By GEORGE JAHN
VIENNA (AP) - Senior U.N. investigators trying for more than a year to restart a probe into Iran's alleged work on nuclear arms chose their words carefully Tuesday about hopes for success as they left for Tehran on a trip that sets the stage for separate talks between six world powers and the Islamic Republic.
Iran insists it has never tried to develop nuclear arms - an assertion underlined by the Foreign Ministry in Tehran as the U.N. team of International Atomic Energy Agency experts prepared to board the flight bound for the Iranian capital.

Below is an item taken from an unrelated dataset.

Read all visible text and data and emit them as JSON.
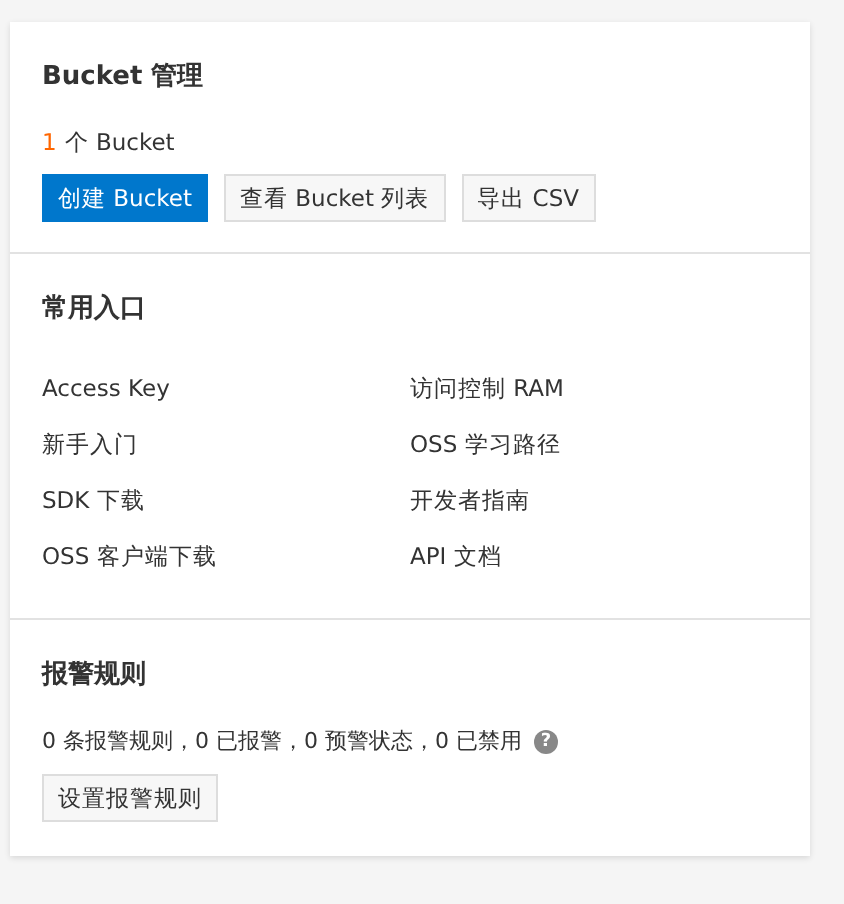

Ministry spokesman Ramin Mehmanparast said a religious decree issued by Iran's supreme leader banning nuclear weapons is binding for the Iranian government, suggesting the edict should be enough to end the debate over whether Tehran is pursuing atomic arms.
"There is nothing higher than the exalted supreme leader's fatwa to define the framework for our activities in the nuclear field," he said. "When the highest jurist and authority in the country's leadership issues a fatwa, this will be binding for all of us to follow."